» Exercise input:
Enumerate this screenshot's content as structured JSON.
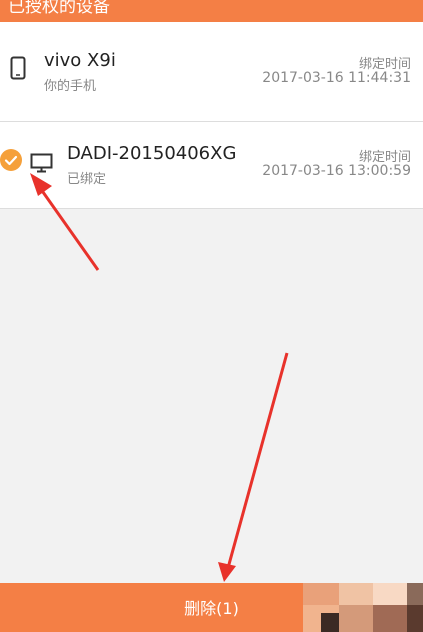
{
  "header": {
    "title": "已授权的设备"
  },
  "devices": [
    {
      "name": "vivo X9i",
      "subtitle": "你的手机",
      "time_label": "绑定时间",
      "time": "2017-03-16 11:44:31",
      "icon": "phone-icon",
      "selected": false
    },
    {
      "name": "DADI-20150406XG",
      "subtitle": "已绑定",
      "time_label": "绑定时间",
      "time": "2017-03-16 13:00:59",
      "icon": "monitor-icon",
      "selected": true
    }
  ],
  "footer": {
    "delete_label": "删除(1)"
  },
  "colors": {
    "accent": "#f47f45",
    "check": "#f5a03a",
    "arrow": "#e8322b"
  }
}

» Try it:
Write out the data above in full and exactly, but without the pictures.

» Response to the exercise:
Enumerate this screenshot's content as structured JSON.
{
  "header": {
    "title": "已授权的设备"
  },
  "devices": [
    {
      "name": "vivo X9i",
      "subtitle": "你的手机",
      "time_label": "绑定时间",
      "time": "2017-03-16 11:44:31",
      "icon": "phone-icon",
      "selected": false
    },
    {
      "name": "DADI-20150406XG",
      "subtitle": "已绑定",
      "time_label": "绑定时间",
      "time": "2017-03-16 13:00:59",
      "icon": "monitor-icon",
      "selected": true
    }
  ],
  "footer": {
    "delete_label": "删除(1)"
  },
  "colors": {
    "accent": "#f47f45",
    "check": "#f5a03a",
    "arrow": "#e8322b"
  }
}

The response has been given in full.